> ACTIVITY: Every record, from first to last, should be retyped word for word.

Dataset rows describing interfaces
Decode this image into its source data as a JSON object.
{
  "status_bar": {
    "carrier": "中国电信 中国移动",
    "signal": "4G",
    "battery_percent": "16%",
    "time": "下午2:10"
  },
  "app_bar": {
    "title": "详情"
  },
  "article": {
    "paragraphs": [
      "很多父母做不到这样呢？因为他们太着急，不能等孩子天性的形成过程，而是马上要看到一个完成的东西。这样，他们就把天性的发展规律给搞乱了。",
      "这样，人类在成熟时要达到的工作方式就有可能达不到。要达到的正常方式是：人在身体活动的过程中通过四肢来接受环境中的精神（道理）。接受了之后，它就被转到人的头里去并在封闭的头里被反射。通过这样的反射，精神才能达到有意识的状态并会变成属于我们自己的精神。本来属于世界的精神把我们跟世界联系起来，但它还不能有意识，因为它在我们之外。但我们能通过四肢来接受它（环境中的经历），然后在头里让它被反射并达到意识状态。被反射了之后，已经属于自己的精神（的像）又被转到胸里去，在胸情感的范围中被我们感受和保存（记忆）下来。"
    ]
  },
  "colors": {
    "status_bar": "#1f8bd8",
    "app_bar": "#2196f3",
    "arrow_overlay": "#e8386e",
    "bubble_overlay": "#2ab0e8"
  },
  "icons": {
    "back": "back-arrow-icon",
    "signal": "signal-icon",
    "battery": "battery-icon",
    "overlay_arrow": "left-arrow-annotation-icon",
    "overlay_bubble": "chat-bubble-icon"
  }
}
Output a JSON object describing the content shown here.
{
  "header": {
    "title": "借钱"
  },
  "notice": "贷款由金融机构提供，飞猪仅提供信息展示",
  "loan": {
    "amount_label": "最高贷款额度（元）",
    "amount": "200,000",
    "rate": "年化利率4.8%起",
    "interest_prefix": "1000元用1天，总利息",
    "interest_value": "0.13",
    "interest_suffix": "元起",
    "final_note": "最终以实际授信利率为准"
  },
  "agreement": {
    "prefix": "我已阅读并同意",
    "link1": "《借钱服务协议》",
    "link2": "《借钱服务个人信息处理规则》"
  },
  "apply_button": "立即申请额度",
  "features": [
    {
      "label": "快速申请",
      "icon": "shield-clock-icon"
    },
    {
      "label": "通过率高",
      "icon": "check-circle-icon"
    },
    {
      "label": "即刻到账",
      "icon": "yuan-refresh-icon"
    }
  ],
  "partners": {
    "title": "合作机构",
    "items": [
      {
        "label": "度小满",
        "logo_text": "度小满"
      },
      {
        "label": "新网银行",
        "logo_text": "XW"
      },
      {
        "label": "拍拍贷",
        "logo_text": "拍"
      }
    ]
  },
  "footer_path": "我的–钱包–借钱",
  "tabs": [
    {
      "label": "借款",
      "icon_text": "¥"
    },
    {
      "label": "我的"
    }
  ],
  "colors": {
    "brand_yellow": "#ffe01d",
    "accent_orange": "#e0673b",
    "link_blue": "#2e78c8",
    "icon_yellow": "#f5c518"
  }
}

> WRITTEN ANSWER:
Decode this image into its source data as a JSON object.
{
  "status_bar": {
    "carrier": "中国电信 中国移动",
    "signal": "4G",
    "battery_percent": "16%",
    "time": "下午2:10"
  },
  "app_bar": {
    "title": "详情"
  },
  "article": {
    "paragraphs": [
      "很多父母做不到这样呢？因为他们太着急，不能等孩子天性的形成过程，而是马上要看到一个完成的东西。这样，他们就把天性的发展规律给搞乱了。",
      "这样，人类在成熟时要达到的工作方式就有可能达不到。要达到的正常方式是：人在身体活动的过程中通过四肢来接受环境中的精神（道理）。接受了之后，它就被转到人的头里去并在封闭的头里被反射。通过这样的反射，精神才能达到有意识的状态并会变成属于我们自己的精神。本来属于世界的精神把我们跟世界联系起来，但它还不能有意识，因为它在我们之外。但我们能通过四肢来接受它（环境中的经历），然后在头里让它被反射并达到意识状态。被反射了之后，已经属于自己的精神（的像）又被转到胸里去，在胸情感的范围中被我们感受和保存（记忆）下来。"
    ]
  },
  "colors": {
    "status_bar": "#1f8bd8",
    "app_bar": "#2196f3",
    "arrow_overlay": "#e8386e",
    "bubble_overlay": "#2ab0e8"
  },
  "icons": {
    "back": "back-arrow-icon",
    "signal": "signal-icon",
    "battery": "battery-icon",
    "overlay_arrow": "left-arrow-annotation-icon",
    "overlay_bubble": "chat-bubble-icon"
  }
}
Output a JSON object describing the content shown here.
{
  "header": {
    "title": "借钱"
  },
  "notice": "贷款由金融机构提供，飞猪仅提供信息展示",
  "loan": {
    "amount_label": "最高贷款额度（元）",
    "amount": "200,000",
    "rate": "年化利率4.8%起",
    "interest_prefix": "1000元用1天，总利息",
    "interest_value": "0.13",
    "interest_suffix": "元起",
    "final_note": "最终以实际授信利率为准"
  },
  "agreement": {
    "prefix": "我已阅读并同意",
    "link1": "《借钱服务协议》",
    "link2": "《借钱服务个人信息处理规则》"
  },
  "apply_button": "立即申请额度",
  "features": [
    {
      "label": "快速申请",
      "icon": "shield-clock-icon"
    },
    {
      "label": "通过率高",
      "icon": "check-circle-icon"
    },
    {
      "label": "即刻到账",
      "icon": "yuan-refresh-icon"
    }
  ],
  "partners": {
    "title": "合作机构",
    "items": [
      {
        "label": "度小满",
        "logo_text": "度小满"
      },
      {
        "label": "新网银行",
        "logo_text": "XW"
      },
      {
        "label": "拍拍贷",
        "logo_text": "拍"
      }
    ]
  },
  "footer_path": "我的–钱包–借钱",
  "tabs": [
    {
      "label": "借款",
      "icon_text": "¥"
    },
    {
      "label": "我的"
    }
  ],
  "colors": {
    "brand_yellow": "#ffe01d",
    "accent_orange": "#e0673b",
    "link_blue": "#2e78c8",
    "icon_yellow": "#f5c518"
  }
}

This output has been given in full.